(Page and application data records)
******
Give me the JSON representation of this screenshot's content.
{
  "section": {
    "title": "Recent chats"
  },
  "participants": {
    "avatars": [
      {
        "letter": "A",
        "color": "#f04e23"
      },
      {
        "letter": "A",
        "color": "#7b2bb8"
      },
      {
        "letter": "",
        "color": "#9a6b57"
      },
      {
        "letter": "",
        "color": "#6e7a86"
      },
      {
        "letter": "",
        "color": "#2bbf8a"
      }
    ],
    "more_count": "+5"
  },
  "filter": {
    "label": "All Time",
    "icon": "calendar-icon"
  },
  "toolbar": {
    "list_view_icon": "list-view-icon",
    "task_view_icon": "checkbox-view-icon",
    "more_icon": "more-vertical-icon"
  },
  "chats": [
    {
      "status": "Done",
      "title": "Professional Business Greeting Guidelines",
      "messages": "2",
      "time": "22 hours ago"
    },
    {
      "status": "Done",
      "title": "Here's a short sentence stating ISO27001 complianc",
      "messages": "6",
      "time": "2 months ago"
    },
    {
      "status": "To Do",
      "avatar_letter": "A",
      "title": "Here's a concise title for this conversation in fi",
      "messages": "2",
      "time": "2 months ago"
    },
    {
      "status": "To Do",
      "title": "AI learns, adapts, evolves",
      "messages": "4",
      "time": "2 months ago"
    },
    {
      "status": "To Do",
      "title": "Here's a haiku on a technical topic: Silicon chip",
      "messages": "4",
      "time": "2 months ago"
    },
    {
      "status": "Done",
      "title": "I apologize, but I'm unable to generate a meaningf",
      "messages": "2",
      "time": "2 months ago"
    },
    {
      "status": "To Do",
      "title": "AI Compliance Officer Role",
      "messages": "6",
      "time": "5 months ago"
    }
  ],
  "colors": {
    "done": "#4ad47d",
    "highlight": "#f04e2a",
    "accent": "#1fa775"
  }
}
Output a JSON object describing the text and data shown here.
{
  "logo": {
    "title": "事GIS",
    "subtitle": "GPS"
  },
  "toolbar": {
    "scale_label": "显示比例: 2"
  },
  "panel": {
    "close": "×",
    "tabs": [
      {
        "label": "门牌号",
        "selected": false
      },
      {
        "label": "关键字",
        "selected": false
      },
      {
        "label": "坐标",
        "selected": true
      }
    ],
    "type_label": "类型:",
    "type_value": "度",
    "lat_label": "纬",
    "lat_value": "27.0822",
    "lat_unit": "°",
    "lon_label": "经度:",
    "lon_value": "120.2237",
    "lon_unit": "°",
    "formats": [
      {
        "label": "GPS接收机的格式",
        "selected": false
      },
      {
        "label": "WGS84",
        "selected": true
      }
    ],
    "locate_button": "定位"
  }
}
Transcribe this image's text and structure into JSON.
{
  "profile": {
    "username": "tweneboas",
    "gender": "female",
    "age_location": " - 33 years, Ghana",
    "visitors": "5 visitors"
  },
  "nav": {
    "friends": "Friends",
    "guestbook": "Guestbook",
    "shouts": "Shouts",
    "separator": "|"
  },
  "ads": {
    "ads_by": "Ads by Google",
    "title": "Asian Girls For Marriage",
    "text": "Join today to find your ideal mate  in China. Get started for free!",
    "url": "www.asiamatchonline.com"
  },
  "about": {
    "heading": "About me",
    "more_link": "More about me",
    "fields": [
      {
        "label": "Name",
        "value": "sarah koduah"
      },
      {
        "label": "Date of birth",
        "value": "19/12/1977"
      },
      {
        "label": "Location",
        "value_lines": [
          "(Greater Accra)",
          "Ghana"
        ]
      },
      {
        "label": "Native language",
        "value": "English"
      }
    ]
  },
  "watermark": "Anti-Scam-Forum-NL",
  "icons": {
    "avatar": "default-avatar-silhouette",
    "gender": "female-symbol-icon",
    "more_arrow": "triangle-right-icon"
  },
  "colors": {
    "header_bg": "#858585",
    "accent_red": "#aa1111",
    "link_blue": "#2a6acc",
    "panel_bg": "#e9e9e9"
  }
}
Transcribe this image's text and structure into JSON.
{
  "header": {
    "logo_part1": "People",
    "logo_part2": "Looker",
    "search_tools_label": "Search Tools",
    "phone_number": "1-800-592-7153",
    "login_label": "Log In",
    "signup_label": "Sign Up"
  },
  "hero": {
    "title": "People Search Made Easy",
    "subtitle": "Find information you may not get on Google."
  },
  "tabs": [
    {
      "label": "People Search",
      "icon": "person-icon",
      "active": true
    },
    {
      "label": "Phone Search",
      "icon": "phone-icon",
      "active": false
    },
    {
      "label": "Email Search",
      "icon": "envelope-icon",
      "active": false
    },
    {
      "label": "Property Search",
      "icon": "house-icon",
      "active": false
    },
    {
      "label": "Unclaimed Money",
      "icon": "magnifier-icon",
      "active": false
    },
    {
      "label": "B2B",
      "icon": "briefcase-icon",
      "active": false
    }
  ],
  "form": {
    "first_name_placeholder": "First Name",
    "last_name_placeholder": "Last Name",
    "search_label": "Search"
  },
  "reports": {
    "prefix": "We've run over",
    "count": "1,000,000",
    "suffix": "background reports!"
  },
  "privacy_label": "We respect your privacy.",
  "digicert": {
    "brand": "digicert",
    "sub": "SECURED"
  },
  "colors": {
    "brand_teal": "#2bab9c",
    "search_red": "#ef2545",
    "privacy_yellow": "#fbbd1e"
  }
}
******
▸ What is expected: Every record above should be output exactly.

▸ Solution to this exercise:
Give me the JSON representation of this screenshot's content.
{
  "section": {
    "title": "Recent chats"
  },
  "participants": {
    "avatars": [
      {
        "letter": "A",
        "color": "#f04e23"
      },
      {
        "letter": "A",
        "color": "#7b2bb8"
      },
      {
        "letter": "",
        "color": "#9a6b57"
      },
      {
        "letter": "",
        "color": "#6e7a86"
      },
      {
        "letter": "",
        "color": "#2bbf8a"
      }
    ],
    "more_count": "+5"
  },
  "filter": {
    "label": "All Time",
    "icon": "calendar-icon"
  },
  "toolbar": {
    "list_view_icon": "list-view-icon",
    "task_view_icon": "checkbox-view-icon",
    "more_icon": "more-vertical-icon"
  },
  "chats": [
    {
      "status": "Done",
      "title": "Professional Business Greeting Guidelines",
      "messages": "2",
      "time": "22 hours ago"
    },
    {
      "status": "Done",
      "title": "Here's a short sentence stating ISO27001 complianc",
      "messages": "6",
      "time": "2 months ago"
    },
    {
      "status": "To Do",
      "avatar_letter": "A",
      "title": "Here's a concise title for this conversation in fi",
      "messages": "2",
      "time": "2 months ago"
    },
    {
      "status": "To Do",
      "title": "AI learns, adapts, evolves",
      "messages": "4",
      "time": "2 months ago"
    },
    {
      "status": "To Do",
      "title": "Here's a haiku on a technical topic: Silicon chip",
      "messages": "4",
      "time": "2 months ago"
    },
    {
      "status": "Done",
      "title": "I apologize, but I'm unable to generate a meaningf",
      "messages": "2",
      "time": "2 months ago"
    },
    {
      "status": "To Do",
      "title": "AI Compliance Officer Role",
      "messages": "6",
      "time": "5 months ago"
    }
  ],
  "colors": {
    "done": "#4ad47d",
    "highlight": "#f04e2a",
    "accent": "#1fa775"
  }
}
Output a JSON object describing the text and data shown here.
{
  "logo": {
    "title": "事GIS",
    "subtitle": "GPS"
  },
  "toolbar": {
    "scale_label": "显示比例: 2"
  },
  "panel": {
    "close": "×",
    "tabs": [
      {
        "label": "门牌号",
        "selected": false
      },
      {
        "label": "关键字",
        "selected": false
      },
      {
        "label": "坐标",
        "selected": true
      }
    ],
    "type_label": "类型:",
    "type_value": "度",
    "lat_label": "纬",
    "lat_value": "27.0822",
    "lat_unit": "°",
    "lon_label": "经度:",
    "lon_value": "120.2237",
    "lon_unit": "°",
    "formats": [
      {
        "label": "GPS接收机的格式",
        "selected": false
      },
      {
        "label": "WGS84",
        "selected": true
      }
    ],
    "locate_button": "定位"
  }
}
Transcribe this image's text and structure into JSON.
{
  "profile": {
    "username": "tweneboas",
    "gender": "female",
    "age_location": " - 33 years, Ghana",
    "visitors": "5 visitors"
  },
  "nav": {
    "friends": "Friends",
    "guestbook": "Guestbook",
    "shouts": "Shouts",
    "separator": "|"
  },
  "ads": {
    "ads_by": "Ads by Google",
    "title": "Asian Girls For Marriage",
    "text": "Join today to find your ideal mate  in China. Get started for free!",
    "url": "www.asiamatchonline.com"
  },
  "about": {
    "heading": "About me",
    "more_link": "More about me",
    "fields": [
      {
        "label": "Name",
        "value": "sarah koduah"
      },
      {
        "label": "Date of birth",
        "value": "19/12/1977"
      },
      {
        "label": "Location",
        "value_lines": [
          "(Greater Accra)",
          "Ghana"
        ]
      },
      {
        "label": "Native language",
        "value": "English"
      }
    ]
  },
  "watermark": "Anti-Scam-Forum-NL",
  "icons": {
    "avatar": "default-avatar-silhouette",
    "gender": "female-symbol-icon",
    "more_arrow": "triangle-right-icon"
  },
  "colors": {
    "header_bg": "#858585",
    "accent_red": "#aa1111",
    "link_blue": "#2a6acc",
    "panel_bg": "#e9e9e9"
  }
}
Transcribe this image's text and structure into JSON.
{
  "header": {
    "logo_part1": "People",
    "logo_part2": "Looker",
    "search_tools_label": "Search Tools",
    "phone_number": "1-800-592-7153",
    "login_label": "Log In",
    "signup_label": "Sign Up"
  },
  "hero": {
    "title": "People Search Made Easy",
    "subtitle": "Find information you may not get on Google."
  },
  "tabs": [
    {
      "label": "People Search",
      "icon": "person-icon",
      "active": true
    },
    {
      "label": "Phone Search",
      "icon": "phone-icon",
      "active": false
    },
    {
      "label": "Email Search",
      "icon": "envelope-icon",
      "active": false
    },
    {
      "label": "Property Search",
      "icon": "house-icon",
      "active": false
    },
    {
      "label": "Unclaimed Money",
      "icon": "magnifier-icon",
      "active": false
    },
    {
      "label": "B2B",
      "icon": "briefcase-icon",
      "active": false
    }
  ],
  "form": {
    "first_name_placeholder": "First Name",
    "last_name_placeholder": "Last Name",
    "search_label": "Search"
  },
  "reports": {
    "prefix": "We've run over",
    "count": "1,000,000",
    "suffix": "background reports!"
  },
  "privacy_label": "We respect your privacy.",
  "digicert": {
    "brand": "digicert",
    "sub": "SECURED"
  },
  "colors": {
    "brand_teal": "#2bab9c",
    "search_red": "#ef2545",
    "privacy_yellow": "#fbbd1e"
  }
}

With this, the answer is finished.